Job shop manufacturing processes differ from its discrete and repetitive counterparts by making use of production areas rather than production lines. This process is best suited for small batches of bespoke products or components that are made-to-order (MTO) or made-to-stock (MTS). It is therefore rare for Job shops to have production lines.

Job shop manufacturing is designed to make one version of a custom product and if customer demand is high for a bespoke product or component, the production line can utilise discrete processes with selected labour / automation.

Machine shop manufacturers are great examples of those who use job shop manufacturing processes. Here, they can use this process to manufacture parts for local industrial machinery, boats and ships as well as batches of specialised components for the aircraft industry.

Continuous Process Manufacturing

This process is similar to repetitive manufacturing because they both run 24/7. On the other hand, Continuous process manufacturing differentiates itself from repetitive processes because the materials used in production are gases, liquids, powders or slurries. In the mining industry for example, the production materials can be granular or chunky.

The design of products is similar but will change if the discipline to create final products or the production process itself is more diverse.

Manufacturing Continuous Process

Batch Process Manufacturing

This process shares characteristics with discrete and job shop processes in manufacturing. It is dependent on the level of consumer demand and demand can be met by one batch for example. The equipment used in the production of products or components would be cleaned upon batch completion, and ready to use for the next batch when needed. The nature of Batch processes is continuous.
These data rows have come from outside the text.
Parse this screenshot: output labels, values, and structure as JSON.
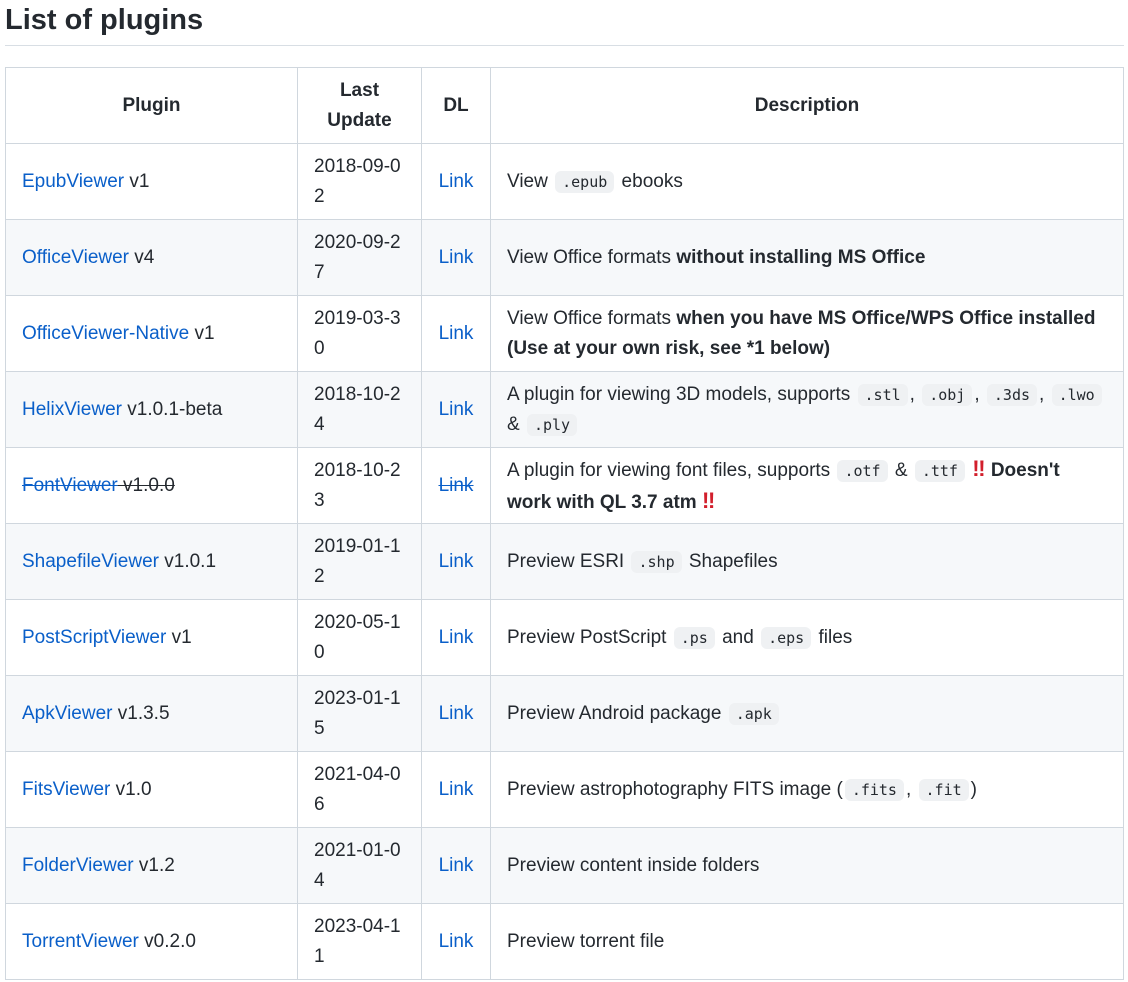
{
  "heading": "List of plugins",
  "headers": {
    "plugin": "Plugin",
    "last_update": "Last Update",
    "dl": "DL",
    "description": "Description"
  },
  "link_label": "Link",
  "rows": [
    {
      "name": "EpubViewer",
      "version": " v1",
      "date": "2018-09-02",
      "d": {
        "t1": "View ",
        "c1": ".epub",
        "t2": " ebooks"
      }
    },
    {
      "name": "OfficeViewer",
      "version": " v4",
      "date": "2020-09-27",
      "d": {
        "t1": "View Office formats ",
        "b1": "without installing MS Office"
      }
    },
    {
      "name": "OfficeViewer-Native",
      "version": " v1",
      "date": "2019-03-30",
      "d": {
        "t1": "View Office formats ",
        "b1": "when you have MS Office/WPS Office installed (Use at your own risk, see *1 below)"
      }
    },
    {
      "name": "HelixViewer",
      "version": " v1.0.1-beta",
      "date": "2018-10-24",
      "d": {
        "t1": "A plugin for viewing 3D models, supports ",
        "c1": ".stl",
        "t2": ", ",
        "c2": ".obj",
        "t3": ", ",
        "c3": ".3ds",
        "t4": ", ",
        "c4": ".lwo",
        "t5": " & ",
        "c5": ".ply"
      }
    },
    {
      "name": "FontViewer",
      "version": " v1.0.0",
      "date": "2018-10-23",
      "deprecated": true,
      "d": {
        "t1": "A plugin for viewing font files, supports ",
        "c1": ".otf",
        "t2": " & ",
        "c2": ".ttf",
        "bang1": "‼",
        "b1": "Doesn't work with QL 3.7 atm",
        "bang2": "‼"
      }
    },
    {
      "name": "ShapefileViewer",
      "version": " v1.0.1",
      "date": "2019-01-12",
      "d": {
        "t1": "Preview ESRI ",
        "c1": ".shp",
        "t2": " Shapefiles"
      }
    },
    {
      "name": "PostScriptViewer",
      "version": " v1",
      "date": "2020-05-10",
      "d": {
        "t1": "Preview PostScript ",
        "c1": ".ps",
        "t2": " and ",
        "c2": ".eps",
        "t3": " files"
      }
    },
    {
      "name": "ApkViewer",
      "version": " v1.3.5",
      "date": "2023-01-15",
      "d": {
        "t1": "Preview Android package ",
        "c1": ".apk"
      }
    },
    {
      "name": "FitsViewer",
      "version": " v1.0",
      "date": "2021-04-06",
      "d": {
        "t1": "Preview astrophotography FITS image (",
        "c1": ".fits",
        "t2": ", ",
        "c2": ".fit",
        "t3": ")"
      }
    },
    {
      "name": "FolderViewer",
      "version": " v1.2",
      "date": "2021-01-04",
      "d": {
        "t1": "Preview content inside folders"
      }
    },
    {
      "name": "TorrentViewer",
      "version": " v0.2.0",
      "date": "2023-04-11",
      "d": {
        "t1": "Preview torrent file"
      }
    }
  ],
  "colors": {
    "link": "#0a5fc9",
    "border": "#d0d7de",
    "stripe": "#f6f8fa",
    "text": "#24292f",
    "alert": "#d21f2c"
  }
}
A continuous batch process can be achieved when the raw materials cannot be made to a strict standard. In addition, the product ingredients (raw materials) used are similar and the production process is more diverse, just like continuous process manufacturing.

Metal spinners like ourselves would often utilise this form of manufacturing alongside discrete and job shop manufacturing. Other examples of manufacturers who would utilise this form of manufacturing process include Pharmaceuticals, fast food chains, Books / newspapers, Clothing, Baked goods and Electrical goods.
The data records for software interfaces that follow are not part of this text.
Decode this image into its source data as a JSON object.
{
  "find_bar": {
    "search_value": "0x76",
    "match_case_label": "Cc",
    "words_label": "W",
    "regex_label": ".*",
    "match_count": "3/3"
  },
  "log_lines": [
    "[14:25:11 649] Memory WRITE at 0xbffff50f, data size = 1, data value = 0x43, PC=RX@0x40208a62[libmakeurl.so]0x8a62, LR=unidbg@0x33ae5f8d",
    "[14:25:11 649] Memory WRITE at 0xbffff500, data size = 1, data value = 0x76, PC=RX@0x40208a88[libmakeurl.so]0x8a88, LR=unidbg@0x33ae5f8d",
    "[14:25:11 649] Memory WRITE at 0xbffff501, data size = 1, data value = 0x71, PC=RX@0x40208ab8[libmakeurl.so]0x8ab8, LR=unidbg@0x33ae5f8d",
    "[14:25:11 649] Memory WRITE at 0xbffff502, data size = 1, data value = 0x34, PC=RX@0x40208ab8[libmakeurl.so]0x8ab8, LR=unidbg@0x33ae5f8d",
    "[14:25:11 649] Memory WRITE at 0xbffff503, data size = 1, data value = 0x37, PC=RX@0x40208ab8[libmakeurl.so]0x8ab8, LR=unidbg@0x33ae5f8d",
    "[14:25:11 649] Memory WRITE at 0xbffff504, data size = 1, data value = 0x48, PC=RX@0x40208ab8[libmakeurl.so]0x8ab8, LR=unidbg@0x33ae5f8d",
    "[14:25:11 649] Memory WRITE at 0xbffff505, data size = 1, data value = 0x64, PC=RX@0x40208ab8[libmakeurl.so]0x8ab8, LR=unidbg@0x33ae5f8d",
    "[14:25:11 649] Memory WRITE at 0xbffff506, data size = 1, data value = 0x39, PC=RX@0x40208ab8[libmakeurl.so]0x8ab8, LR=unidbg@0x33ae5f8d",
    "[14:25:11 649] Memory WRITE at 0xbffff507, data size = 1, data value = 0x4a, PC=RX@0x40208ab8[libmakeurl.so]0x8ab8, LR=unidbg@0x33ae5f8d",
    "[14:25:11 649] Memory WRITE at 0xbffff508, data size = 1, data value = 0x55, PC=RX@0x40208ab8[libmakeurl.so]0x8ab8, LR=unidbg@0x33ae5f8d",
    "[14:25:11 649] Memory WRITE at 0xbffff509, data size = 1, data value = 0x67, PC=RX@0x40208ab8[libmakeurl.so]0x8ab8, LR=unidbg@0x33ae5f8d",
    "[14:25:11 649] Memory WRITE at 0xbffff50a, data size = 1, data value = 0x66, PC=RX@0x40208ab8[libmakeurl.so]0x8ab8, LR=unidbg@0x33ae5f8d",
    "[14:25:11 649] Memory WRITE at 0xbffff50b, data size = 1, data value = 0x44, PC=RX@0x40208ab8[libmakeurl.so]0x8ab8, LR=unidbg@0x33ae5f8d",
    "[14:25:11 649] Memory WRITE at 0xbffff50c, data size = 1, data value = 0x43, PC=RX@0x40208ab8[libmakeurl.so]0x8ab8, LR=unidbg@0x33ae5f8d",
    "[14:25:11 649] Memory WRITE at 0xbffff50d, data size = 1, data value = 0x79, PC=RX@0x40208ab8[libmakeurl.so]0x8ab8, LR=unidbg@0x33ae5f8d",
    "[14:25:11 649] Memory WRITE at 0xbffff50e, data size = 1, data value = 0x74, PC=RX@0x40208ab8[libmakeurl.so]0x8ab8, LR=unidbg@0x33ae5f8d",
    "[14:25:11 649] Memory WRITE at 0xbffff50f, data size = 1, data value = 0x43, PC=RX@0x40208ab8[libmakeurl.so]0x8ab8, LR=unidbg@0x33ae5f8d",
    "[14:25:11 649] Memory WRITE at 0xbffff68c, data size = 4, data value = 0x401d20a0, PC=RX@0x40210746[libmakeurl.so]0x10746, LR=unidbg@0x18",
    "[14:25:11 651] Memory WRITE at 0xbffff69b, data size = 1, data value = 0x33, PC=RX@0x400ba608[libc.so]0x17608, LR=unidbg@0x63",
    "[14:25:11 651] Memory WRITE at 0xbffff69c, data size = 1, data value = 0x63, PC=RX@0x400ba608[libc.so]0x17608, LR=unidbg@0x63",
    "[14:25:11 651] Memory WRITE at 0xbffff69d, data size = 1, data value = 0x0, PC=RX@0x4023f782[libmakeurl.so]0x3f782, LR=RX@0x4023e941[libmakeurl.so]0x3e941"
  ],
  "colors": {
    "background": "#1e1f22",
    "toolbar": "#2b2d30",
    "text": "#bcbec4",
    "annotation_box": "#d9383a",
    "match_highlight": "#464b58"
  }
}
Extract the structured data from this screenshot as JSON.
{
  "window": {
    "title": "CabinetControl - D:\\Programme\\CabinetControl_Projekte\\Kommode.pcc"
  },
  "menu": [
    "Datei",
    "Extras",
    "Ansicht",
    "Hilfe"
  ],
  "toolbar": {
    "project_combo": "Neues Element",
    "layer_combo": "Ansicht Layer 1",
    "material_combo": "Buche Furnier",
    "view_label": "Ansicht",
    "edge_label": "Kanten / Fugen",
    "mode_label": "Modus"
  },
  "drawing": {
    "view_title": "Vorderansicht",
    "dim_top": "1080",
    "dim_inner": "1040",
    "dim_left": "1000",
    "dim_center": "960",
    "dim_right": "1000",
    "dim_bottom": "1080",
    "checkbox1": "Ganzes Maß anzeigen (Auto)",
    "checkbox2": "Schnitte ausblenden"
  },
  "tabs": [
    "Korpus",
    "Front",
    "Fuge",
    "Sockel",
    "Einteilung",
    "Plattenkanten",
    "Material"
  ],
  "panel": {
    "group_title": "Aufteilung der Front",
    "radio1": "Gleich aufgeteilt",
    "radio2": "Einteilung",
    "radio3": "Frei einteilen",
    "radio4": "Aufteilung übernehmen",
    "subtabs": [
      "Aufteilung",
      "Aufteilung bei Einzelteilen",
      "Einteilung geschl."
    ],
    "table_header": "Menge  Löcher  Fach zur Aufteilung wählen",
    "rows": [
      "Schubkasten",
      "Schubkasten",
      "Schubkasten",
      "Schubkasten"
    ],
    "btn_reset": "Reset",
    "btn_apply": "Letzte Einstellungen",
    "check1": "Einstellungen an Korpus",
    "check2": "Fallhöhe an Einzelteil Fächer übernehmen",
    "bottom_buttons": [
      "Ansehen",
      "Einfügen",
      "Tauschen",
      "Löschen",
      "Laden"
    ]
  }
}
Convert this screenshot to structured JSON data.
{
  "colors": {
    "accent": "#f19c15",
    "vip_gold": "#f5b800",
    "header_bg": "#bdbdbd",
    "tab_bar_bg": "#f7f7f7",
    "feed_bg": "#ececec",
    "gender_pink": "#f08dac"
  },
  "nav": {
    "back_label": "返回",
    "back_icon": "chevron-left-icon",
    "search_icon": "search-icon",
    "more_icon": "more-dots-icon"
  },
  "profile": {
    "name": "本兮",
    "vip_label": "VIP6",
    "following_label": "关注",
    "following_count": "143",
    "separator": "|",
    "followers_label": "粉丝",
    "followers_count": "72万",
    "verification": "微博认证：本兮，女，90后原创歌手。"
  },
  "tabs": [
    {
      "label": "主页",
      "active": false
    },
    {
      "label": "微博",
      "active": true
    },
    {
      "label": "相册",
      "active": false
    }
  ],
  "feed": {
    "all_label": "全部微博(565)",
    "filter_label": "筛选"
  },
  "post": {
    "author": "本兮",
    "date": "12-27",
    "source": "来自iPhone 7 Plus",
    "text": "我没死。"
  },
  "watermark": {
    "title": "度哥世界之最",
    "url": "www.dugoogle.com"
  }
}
3D Printing

It is widely accepted by industry experts that a sixth process should be included when talking about the different types of manufacturing processes, especially considering the rapid advancement of technology. Since 1981, when 3D printing was first introduced, the industry has grown rapidly across the world. In 2020, the worldwide markets for 3D printing was £11.9 Billion and by 2024, is expected to exceed £30.6 Billion (Wohlers Associates, 2020). In the last five years, according to Katana, there has been an 875% growth in the last five years and remains a potential avenue of manufacturing despite the processes itself still in its infancy.
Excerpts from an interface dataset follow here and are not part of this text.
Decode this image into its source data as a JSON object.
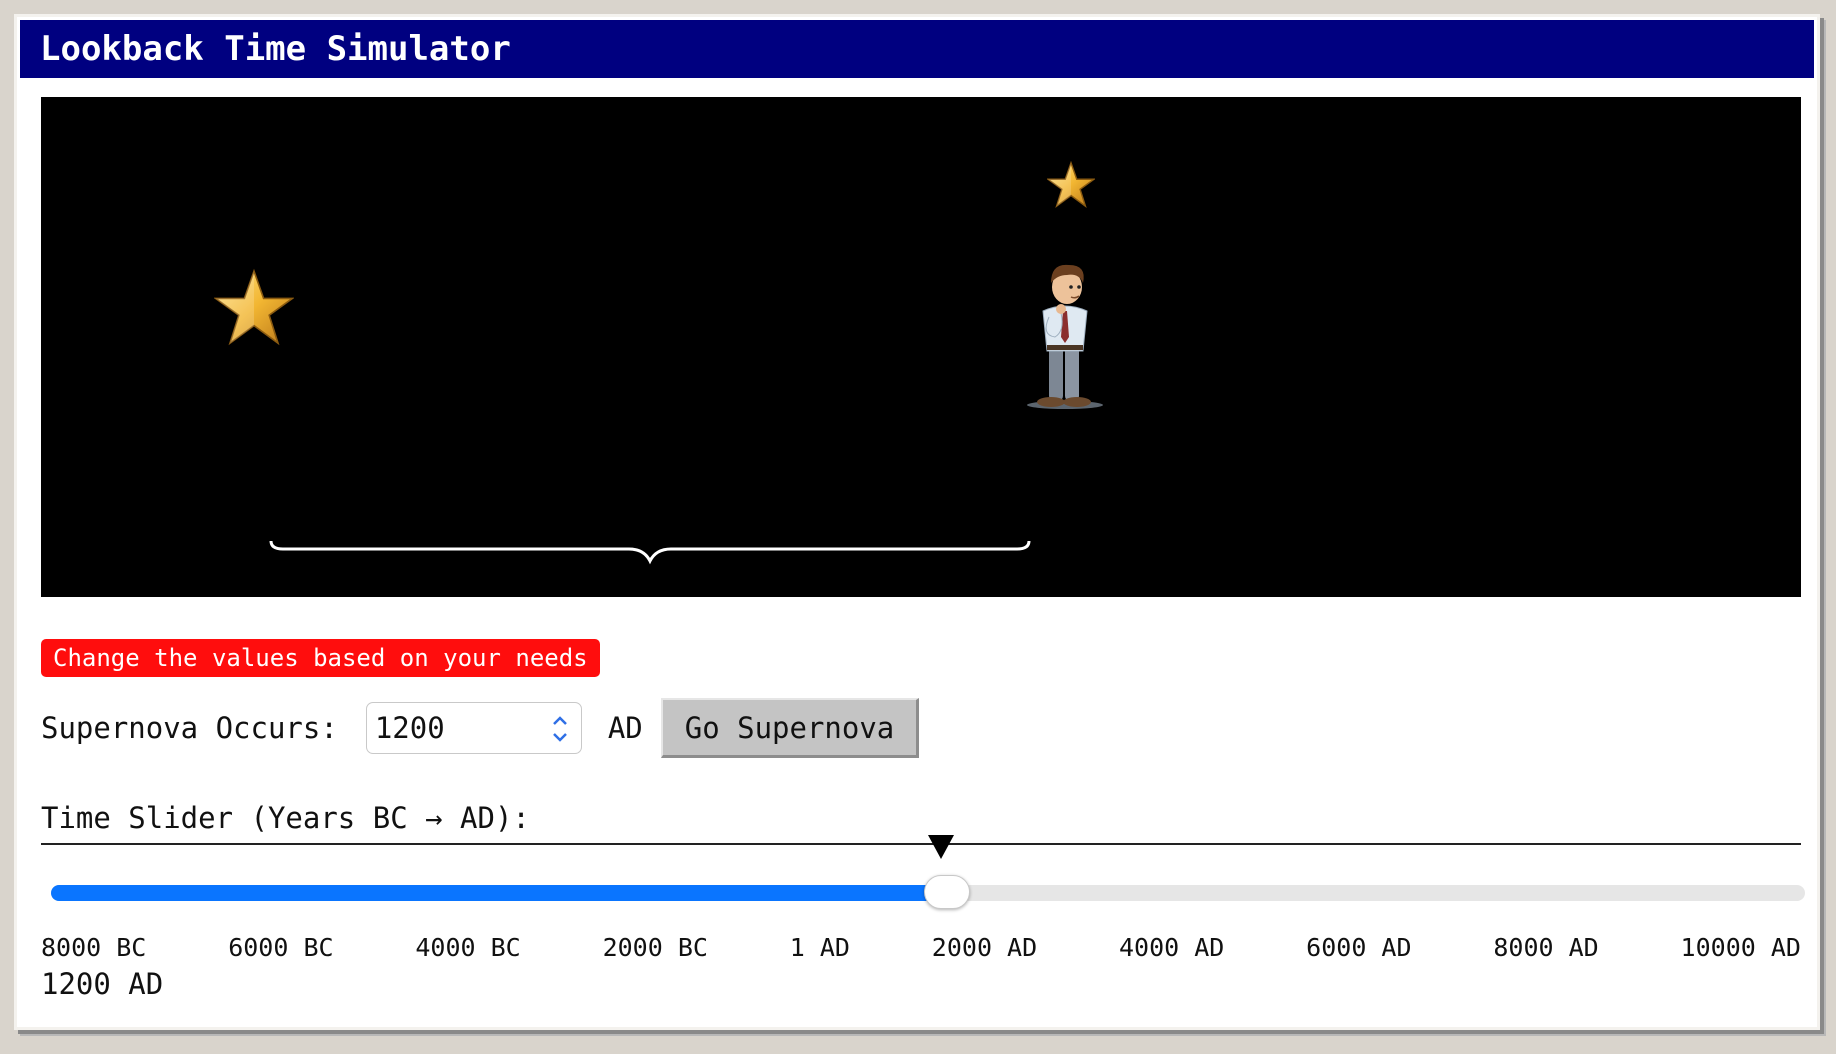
{
  "window": {
    "title": "Lookback Time Simulator"
  },
  "scene": {
    "objects": [
      {
        "name": "distant-star",
        "icon": "star-icon"
      },
      {
        "name": "nearby-star",
        "icon": "star-icon"
      },
      {
        "name": "observer",
        "icon": "thinking-man-icon"
      },
      {
        "name": "distance-brace",
        "icon": "curly-brace-icon"
      }
    ]
  },
  "controls": {
    "notice": "Change the values based on your needs",
    "supernova_label": "Supernova Occurs:",
    "supernova_value": "1200",
    "supernova_unit": "AD",
    "go_button": "Go Supernova"
  },
  "slider": {
    "label": "Time Slider (Years BC → AD):",
    "min_year": -8000,
    "max_year": 10000,
    "value_year": 1200,
    "marker_year": 1200,
    "ticks": [
      "8000 BC",
      "6000 BC",
      "4000 BC",
      "2000 BC",
      "1 AD",
      "2000 AD",
      "4000 AD",
      "6000 AD",
      "8000 AD",
      "10000 AD"
    ],
    "readout": "1200 AD"
  },
  "colors": {
    "titlebar": "#000080",
    "notice": "#ff0d0d",
    "slider_fill": "#0a75ff",
    "sky": "#000000"
  }
}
3D printing processes can produce three-dimensional objects by depositing materials layer by layer in accordance with the product or component’s 3D digital model. Many organisations within the manufacturing industry utilise this technique including Ford and Boeing as well as Nike and Hershey’s.

Related Articles